If the aviation sector can fly Paris to Tokyo in three hours, it can – and must – go green, says Transport & Environment
Airbus has patented a plane that can fly from Paris to Tokyo in under 3 hours.
Solar Impulse, a plane fuelled only by the sun’s rays, last month crossed the Pacific in a record-breaking journey – although the last leg of its round-the-world trip had to be postponed due to technical problems.
These breakthroughs show that 100 years after the Wright Brothers, the aviation industry can still ignite our imagination with new ideas. It’s essential that this deep commitment to innovation is fully targeted at cleaning up of air travel.
The aviation sector is already responsible for greenhouse gas emissions the size of Germany’s, with the amount set to roughly triple by 2050.
Shipping is on a similar path – it accounts for almost 3% of global emissions and those emissions are projected to grow between 50% and 250% by 2050.
As the rest of the economy slowly but steadily decouples growth from carbon emissions, these sectors are consuming an ever larger share of the global carbon budget.
With their projected growth rates, international aviation and shipping could account for a quarter of the allowable emissions to hold warming to 2C – the international goal.
That would place an extra burden on other sectors of the economy, or more likely, fatally undermine our hopes of keeping a temperature increase under 2C. (Let alone the tighter 1.5C goal demanded by countries most vulnerable to warming impacts.)
With such stark facts (and their proven capacity to innovate), you would think that international aviation and shipping would be front and centre in the discussions leading up to the Paris COP.
After all, there is broad agreement that emissions reductions need to take place in all sectors of the economy and in all countries.
Unmistakably, these two global sectors (as big as the 6th and 7th most carbon polluting countries in the world) are the two elephants in the room at Paris.
And the aviation industry is working hard to pass unnoticed in Paris.
Tony Tyler, the head of the industry association IATA, made a plea at the recent Paris air show for the aviation sector to be left out of the Paris climate agreement.
His argument was that addressing emissions from aviation should be left to the UN agencies that regulates it – the International Civil Aviation Organization (ICAO).
The shipping lobby makes the same case for keeping its emissions under the remit of the International Maritime Organization (IMO).
Given the track record that these organisations have on climate – decades of procrastination – this would be an incredible mistake.
Only this May, the IMO’s Marine Environmental Protection Committee (MEPC) rejected a call by the Marshall Islands, a nation that could be drowned due to rising sea levels, to set an emissions target for that sector.
Meanwhile, ICAO’s efforts are based on a target of carbon neutral growth from 2020 – a target that is totally insufficient for the 2C scenario, and that could be met using a questionable offsetting scheme.
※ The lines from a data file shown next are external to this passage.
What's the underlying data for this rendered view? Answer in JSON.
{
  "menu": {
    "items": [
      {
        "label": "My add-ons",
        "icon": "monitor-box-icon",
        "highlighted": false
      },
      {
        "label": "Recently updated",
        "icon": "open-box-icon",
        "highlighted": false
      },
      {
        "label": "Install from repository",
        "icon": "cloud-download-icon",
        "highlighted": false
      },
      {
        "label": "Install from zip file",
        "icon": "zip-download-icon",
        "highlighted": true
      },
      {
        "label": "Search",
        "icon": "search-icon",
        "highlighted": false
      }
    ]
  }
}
The sector continues to receive generous tax-free status for its fuel, worth an estimated €60 billion a year in the EU alone, despite commitments from G20 nations to end fossil fuel subsidies.
The current wording in the Paris text that deals with international aviation and shipping sets a modest goal – that ICAO and IMO should set emissions targets that reflect the shared goal of limiting a temperature increase to 2C.
It still leaves ICAO and IMO with responsibility to identify what this target would be and what measures should be adopted to achieve it, but requires both organisations to step up their climate efforts.
Despite this modest objective, the text has sparked furious opposition since it was introduced by EU negotiators earlier this year. It is unclear if it will even survive until the opening of the Paris COP.
The aviation and shipping industries have an incredible ability to innovate, but we must make sure this innovation is targeted at creating a low-emissions future. Including the industry in the Paris agreement is a prerequisite to achieve this goal.
Andrew Murphy is an aviation expert at campaign group Transport & Environment